She was an old woman who sat with her purse on her lap like she was waiting to be called to have her blood pressure checked. Instead, she was waiting for breakfast to be served at the homeless warming room and watching the TV mounted on the wall. It was all about the polar vortex, the wind chill, and how dangerous it was for people to be outside where the temperature was 23 degrees below zero.
She wore pedal pushers. That’s what I noticed first. Old fashioned pedal pushers with a rolled-up cuff falling just below her knee, pants I might have worn fifty years ago riding my bike on the dirt roads near our house. Maybe she has long pants stowed somewhere else, that happens, people look like they don’t have adequate gear but then their backpacks explode with jackets and hats. I didn’t think so. She just seemed to have her purse.
She wore white sneakers, substantial ones, not the thin skimmers, and white crew socks which were very thin. Both look like they’d come from the donation bin. Somebody else had put a lot of miles on her shoes before she’d laced them up. And the socks had come from well-meaning but thrifty folks who bought the 10-pack at Walmart, bless them, though, because without them, her ankles would be bare.
The space between her rolled up pedal pusher cuffs and the tops of her thin socks hit me hard. Her bare skin, her calves, swollen like thick poles from knee to ankle. Before she came in here – to this warming room that opens when it is 20 degrees or colder – she was walking around on the streets of Milwaukee in her pedal pushers.
I didn’t talk to her. She was sitting in the middle of a row of people watching TV and waiting for breakfast so there was no opportunity to sit down and chat, figure out if she wanted some pants that went all the way to her shoes. She didn’t ask. Neither did I.

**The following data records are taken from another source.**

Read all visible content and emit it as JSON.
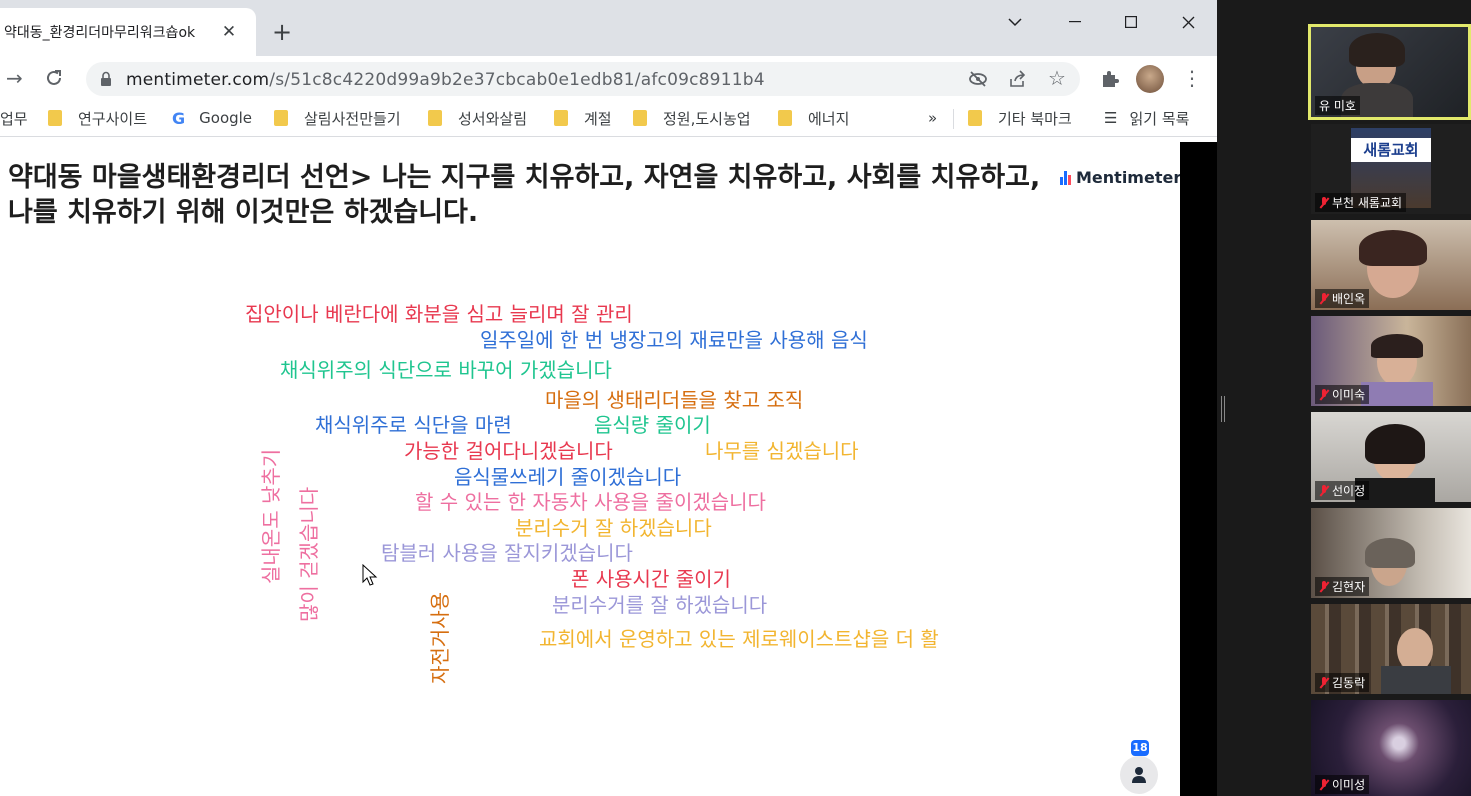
{
  "browser": {
    "tab_title": "약대동_환경리더마무리워크숍ok",
    "new_tab": "+",
    "url_host": "mentimeter.com",
    "url_path": "/s/51c8c4220d99a9b2e37cbcab0e1edb81/afc09c8911b4",
    "bookmarks": [
      {
        "label": "업무",
        "icon": "folder-icon"
      },
      {
        "label": "연구사이트",
        "icon": "folder-icon"
      },
      {
        "label": "Google",
        "icon": "google-icon"
      },
      {
        "label": "살림사전만들기",
        "icon": "folder-icon"
      },
      {
        "label": "성서와살림",
        "icon": "folder-icon"
      },
      {
        "label": "계절",
        "icon": "folder-icon"
      },
      {
        "label": "정원,도시농업",
        "icon": "folder-icon"
      },
      {
        "label": "에너지",
        "icon": "folder-icon"
      }
    ],
    "bookmarks_more": "»",
    "other_bookmarks": "기타 북마크",
    "reading_list": "읽기 목록"
  },
  "slide": {
    "question": "약대동 마을생태환경리더 선언> 나는 지구를 치유하고, 자연을 치유하고, 사회를 치유하고, 나를 치유하기 위해 이것만은 하겠습니다.",
    "brand": "Mentimeter",
    "participant_count": "18",
    "words": [
      {
        "text": "집안이나 베란다에 화분을 심고 늘리며 잘 관리",
        "color": "#e8384f"
      },
      {
        "text": "일주일에 한 번 냉장고의 재료만을 사용해 음식",
        "color": "#2f6fd6"
      },
      {
        "text": "채식위주의 식단으로 바꾸어 가겠습니다",
        "color": "#1fc58f"
      },
      {
        "text": "마을의 생태리더들을 찾고 조직",
        "color": "#d66e0f"
      },
      {
        "text": "채식위주로 식단을 마련",
        "color": "#2f6fd6"
      },
      {
        "text": "음식량 줄이기",
        "color": "#1fc58f"
      },
      {
        "text": "가능한 걸어다니겠습니다",
        "color": "#e8384f"
      },
      {
        "text": "나무를 심겠습니다",
        "color": "#f2b530"
      },
      {
        "text": "음식물쓰레기 줄이겠습니다",
        "color": "#2f6fd6"
      },
      {
        "text": "할 수 있는 한 자동차 사용을 줄이겠습니다",
        "color": "#ee6fa0"
      },
      {
        "text": "분리수거 잘 하겠습니다",
        "color": "#f2b530"
      },
      {
        "text": "탐블러 사용을 잘지키겠습니다",
        "color": "#9b97d8"
      },
      {
        "text": "폰 사용시간 줄이기",
        "color": "#e8384f"
      },
      {
        "text": "분리수거를 잘 하겠습니다",
        "color": "#9b97d8"
      },
      {
        "text": "교회에서 운영하고 있는 제로웨이스트샵을 더 활",
        "color": "#f2b530"
      },
      {
        "text": "실내온도 낮추기",
        "color": "#ee6fa0"
      },
      {
        "text": "많이 걷겠습니다",
        "color": "#ee6fa0"
      },
      {
        "text": "자전거사용",
        "color": "#d66e0f"
      }
    ]
  },
  "zoom": {
    "participants": [
      {
        "name": "유 미호",
        "muted": false,
        "active": true
      },
      {
        "name": "부천 새롬교회",
        "muted": true,
        "active": false
      },
      {
        "name": "배인옥",
        "muted": true,
        "active": false
      },
      {
        "name": "이미숙",
        "muted": true,
        "active": false
      },
      {
        "name": "선이정",
        "muted": true,
        "active": false
      },
      {
        "name": "김현자",
        "muted": true,
        "active": false
      },
      {
        "name": "김동락",
        "muted": true,
        "active": false
      },
      {
        "name": "이미성",
        "muted": true,
        "active": false
      }
    ],
    "church_sign_text": "새롬교회"
  },
  "colors": {
    "tabstrip": "#dee1e6",
    "active_speaker_border": "#e2e96b",
    "brand_blue": "#196cff"
  }
}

Yesterday, my victory in the warming room was finding Depends on the very top shelf of the storeroom for a woman who had whispered her request to me, her not wanting anyone to hear meant I could barely hear her but I pieced together her request. So I was happy when I scored the Depends on the top shelf and I packed six in a plastic bag and took them to her. She was surprised, I think, because she’d pegged me for someone who couldn’t find the Depends or who wouldn’t try to find the Depends. No, sorry, they’re all out.
Today, a man got upset with me because I couldn’t hear him. He talked fast and so, so low, his voice trailing down his shirt. There was much he wanted to tell me but I focused again on his clothes, how spare his jacket was and how fragile his shoes which were duct-taped together. He had no patience with my preoccupation with his clothes and had other things to tell me and then finally backed up, exasperated with me when I asked yet again for him to “Say again.” It felt like a failure and a defeat and like I shouldn’t come back.
But then in the kitchen, I saw a man from last year’s warming room and he remembered me and hugged me. And we stood and talked because I could hear him easily, his voice being of the tenor and volume that work perfectly with my cochlear implant. It was good to see him although not in that place; I wish I’d run into him at Target when he was buying towels for his new apartment. But maybe that will happen later.
I volunteer at the warming room because I think I should but I don’t know what I’m doing. I’ll never know what I’m doing. I just go there in my long pants and my unreliable hearing and it feels like a solidarity thing but it’s meager, so meager. Today felt really meager, between the pedal pushers and the frustrated, unheard man. But I’m going back. I’m not sure why but I am.